Objective: Federal Occupational Health (FOH) administers a nationwide public access defibrillation program in US federal buildings. We describe the use of automated external defibrillators (AEDs) in federal buildings and evaluate survival after cardiac arrest.
Methods: Using the FOH database, we examined reported events in which an AED was brought to a medical emergency in federal buildings over a 14-year period, from 1999 to 2012.
Results: There were 132 events involving an AED, 96 (73%) of which were due to cardiac arrest of cardiac etiology. Of 54 people who were witnessed to experience a cardiac arrest and presented with ventricular fibrillation or ventricular tachycardia, 21 (39%) survived to hospital discharge.

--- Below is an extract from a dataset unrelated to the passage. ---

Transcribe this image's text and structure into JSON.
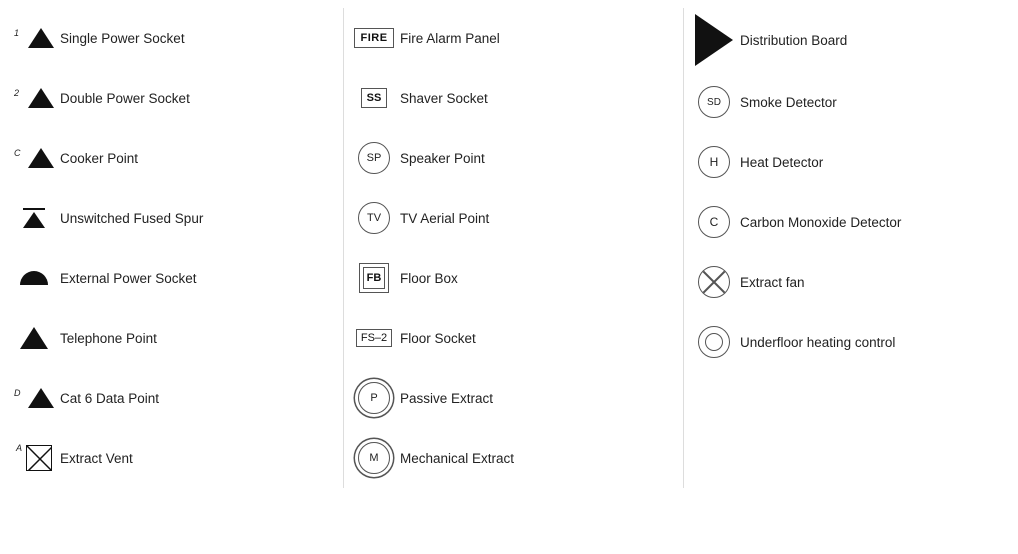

Conclusions: Public access defibrillation, along with protocols to install, maintain, and deploy AEDs and train first responders, benefits survival after cardiac arrest in the workplace.